HASH(0xa2a5d570) out of 5 stars Indispensable book for those researching the house designed by Ludwig Wittgenstein. Dec 7 2013
By Marvin McConoughey - Published on
Format: Paperback Verified Purchase
This is an excellent story of the house that sometime-philosopher Ludwig Wittgenstein designed for his sister. It is one of three books that I have read about Ludwig Wittgenstein the person, as contrasted to a greater number of books on his philosophy. The house was begun by a professional architect, a family friend and a personal friend of Ludwig. Ludwig, known for his determination took over design responsibility and thereafter exerted complete, sometimes excessive, control. The house itself is pictured in bleak black and white photographs that very possibly fail to convey the sense of the house as it was experienced and lived in by Ludwig's sister. The book is of primary interest for those who study Ludwig Wittgenstein and for those, like this reviewer, who are interested in architecture.

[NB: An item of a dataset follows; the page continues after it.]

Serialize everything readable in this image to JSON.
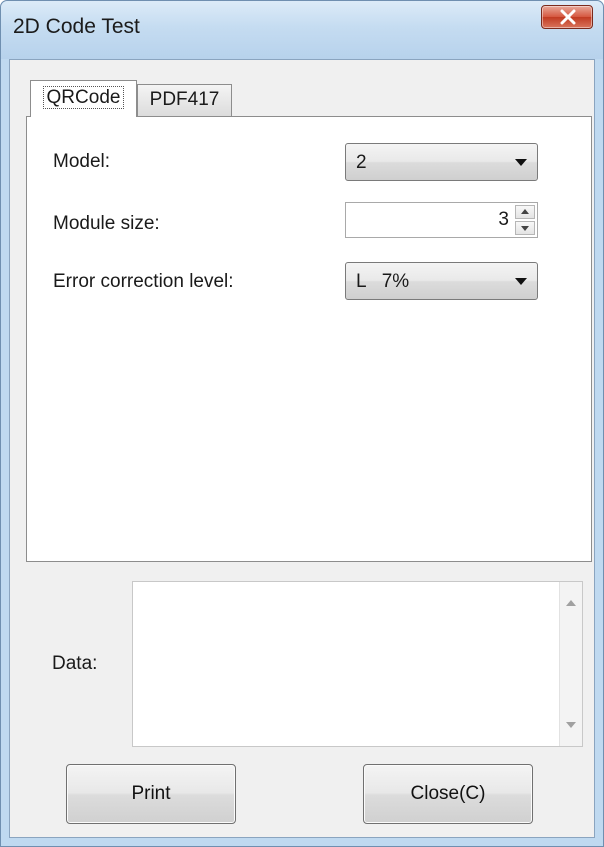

I give the book four stars because the pictures and their reproduction are no better than average quality, and because the author, in my view which is based on other reading, was not fully objective in her understanding of the central people involved and of the house itself.